Editorial Board   Guest Author

Mr. Meade

Bill Meade

Director, Tetra Tech

Bill Meade is a Director with Tetra Tech and is based in Jakarta, Indonesia. Mr. Meade heads Tetra Tech's clean energy and sustainable tourism work. He is currently directing the USAID Indonesia Clean Energy Development (ICED) project supporting energy efficiency and renewable energy project development. Mr. Meade has over 25 years international experience and has led assignments supporting government agencies, industry associations, and private companies in the design and implementation of energy management, environmental management, and sustainable tourism development. He helped introduce Green Globe 21 sustainability certification, and has developed national and regional programs to recognize hotels for sustainability practices. He has also assisted private hotel companies and chains to develop corporate and property-level environmental management programs. Mr. Meade holds a BA in energy and environmental studies from Brown University. Bill has served on the Governing Council of the Caribbean Alliance for Sustainable Tourism, chaired the board of the Certified Hotel Environmental Manager, and was a guest lecturer at George Washington University and Cornell University.

Mr. Meade can be contacted at 703-387-2134 or bill.meade@tetratech.com

Coming up in May 2018...

Eco-Friendly Practices: The Greening of Your Bottom Line
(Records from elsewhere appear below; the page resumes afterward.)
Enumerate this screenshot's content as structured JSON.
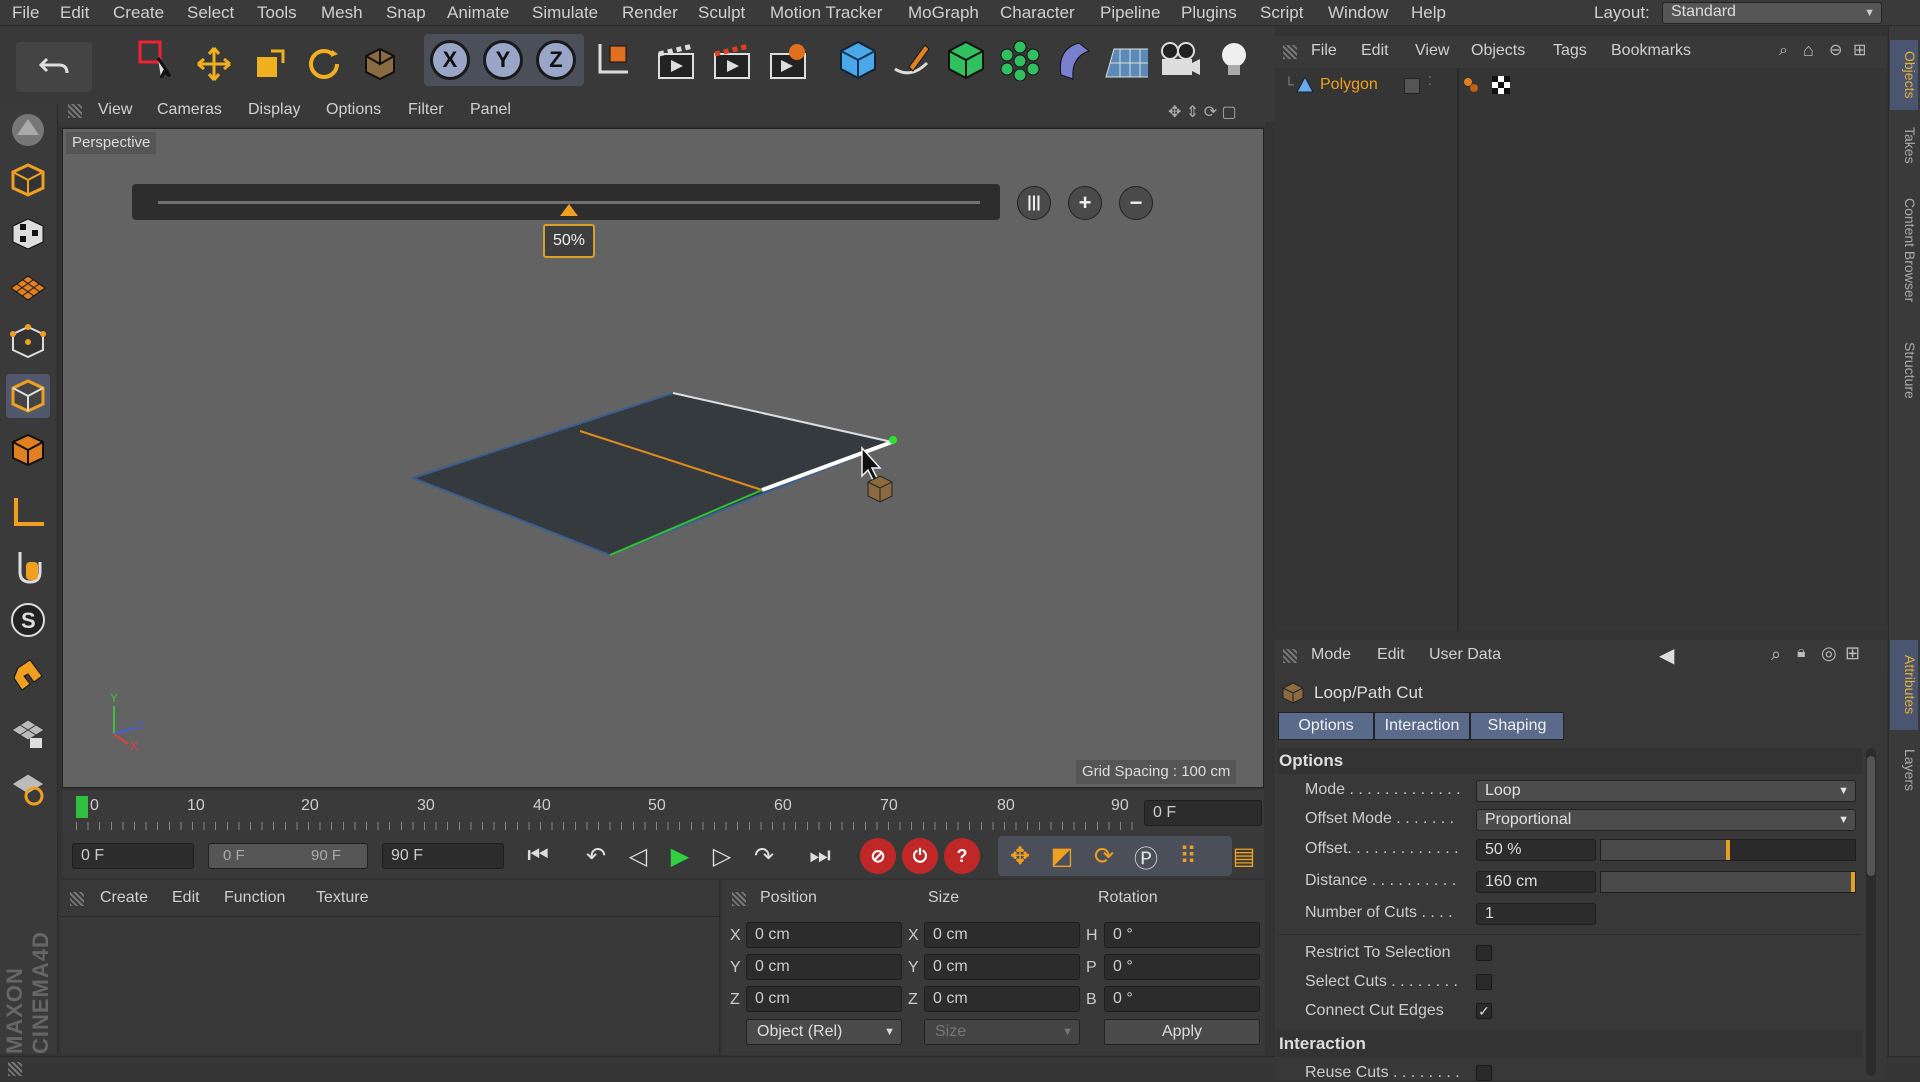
{
  "menu": {
    "items": [
      "File",
      "Edit",
      "Create",
      "Select",
      "Tools",
      "Mesh",
      "Snap",
      "Animate",
      "Simulate",
      "Render",
      "Sculpt",
      "Motion Tracker",
      "MoGraph",
      "Character",
      "Pipeline",
      "Plugins",
      "Script",
      "Window",
      "Help"
    ],
    "layout_label": "Layout:",
    "layout_value": "Standard"
  },
  "toolbar": {
    "axis_x": "X",
    "axis_y": "Y",
    "axis_z": "Z"
  },
  "viewport": {
    "menu": [
      "View",
      "Cameras",
      "Display",
      "Options",
      "Filter",
      "Panel"
    ],
    "label": "Perspective",
    "slider_value": "50%",
    "slider_fraction": 0.5,
    "grid_spacing": "Grid Spacing : 100 cm",
    "axis_y": "Y",
    "axis_z": "Z",
    "axis_x": "X"
  },
  "timeline": {
    "ticks": [
      "0",
      "10",
      "20",
      "30",
      "40",
      "50",
      "60",
      "70",
      "80",
      "90"
    ],
    "current_frame": "0 F",
    "start": "0 F",
    "range_start": "0 F",
    "range_end": "90 F",
    "end": "90 F"
  },
  "material": {
    "menu": [
      "Create",
      "Edit",
      "Function",
      "Texture"
    ]
  },
  "coords": {
    "position": "Position",
    "size": "Size",
    "rotation": "Rotation",
    "rows": [
      {
        "axis": "X",
        "pos": "0 cm",
        "size_axis": "X",
        "size": "0 cm",
        "rot_axis": "H",
        "rot": "0 °"
      },
      {
        "axis": "Y",
        "pos": "0 cm",
        "size_axis": "Y",
        "size": "0 cm",
        "rot_axis": "P",
        "rot": "0 °"
      },
      {
        "axis": "Z",
        "pos": "0 cm",
        "size_axis": "Z",
        "size": "0 cm",
        "rot_axis": "B",
        "rot": "0 °"
      }
    ],
    "mode": "Object (Rel)",
    "size_mode": "Size",
    "apply": "Apply"
  },
  "objects": {
    "menu": [
      "File",
      "Edit",
      "View",
      "Objects",
      "Tags",
      "Bookmarks"
    ],
    "item": "Polygon"
  },
  "attributes": {
    "menu": [
      "Mode",
      "Edit",
      "User Data"
    ],
    "tool": "Loop/Path Cut",
    "tabs": [
      "Options",
      "Interaction",
      "Shaping"
    ],
    "options_header": "Options",
    "mode_label": "Mode . . . . . . . . . . . . .",
    "mode_value": "Loop",
    "offset_mode_label": "Offset Mode . . . . . . .",
    "offset_mode_value": "Proportional",
    "offset_label": "Offset. . . . . . . . . . . . .",
    "offset_value": "50 %",
    "offset_fraction": 0.5,
    "distance_label": "Distance . . . . . . . . . .",
    "distance_value": "160 cm",
    "distance_fraction": 1.0,
    "cuts_label": "Number of Cuts . . . .",
    "cuts_value": "1",
    "restrict_label": "Restrict To Selection",
    "restrict": false,
    "select_label": "Select Cuts . . . . . . . .",
    "select": false,
    "connect_label": "Connect Cut Edges",
    "connect": true,
    "interaction_header": "Interaction",
    "reuse_label": "Reuse Cuts . . . . . . . ."
  },
  "side_tabs": [
    "Objects",
    "Takes",
    "Content Browser",
    "Structure",
    "Attributes",
    "Layers"
  ],
  "brand": "MAXON CINEMA4D"
}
There are strong moral and ethical reasons why a hotel should incorporate eco-friendly practices into their business but it is also becoming abundantly clear that “going green” can dramatically improve a hotel's bottom line. When energy-saving measures are introduced - fluorescent bulbs, ceiling fans, linen cards, lights out cards, motion sensors for all public spaces, and energy management systems - energy bills are substantially reduced. When water-saving equipment is introduced - low-flow showerheads, low-flow toilets, waterless urinals, and serving water only on request in restaurants - water bills are also considerably reduced. Waste hauling is another major expense which can be lowered through recycling efforts and by avoiding wastefully-packaged products. Vendors can be asked to deliver products in minimal wrapping, and to deliver products one day, and pick up the packaging materials the next day - generating substantial savings. In addition, renewable sources of energy (solar, geothermal, wind, etc.) have substantially improved the economics of using alternative energies at the property level. There are other compelling reasons to initiate sustainability practices in their operation. Being green means guests and staff are healthier, which can lead to an increase in staff retention, as well as increased business from health conscious guests. Also, sooner or later, all properties will be sold, and green hotels will command a higher price due to its energy efficiencies. Finally, some hotels qualify for tax credits, subsidies and rebates from local, regional and federal governments for the eco-friendly investments they've made in their hotels. The May issue of the Hotel Business Review will document how some hotels are integrating sustainable practices into their operations and how their hotels are benefiting from them.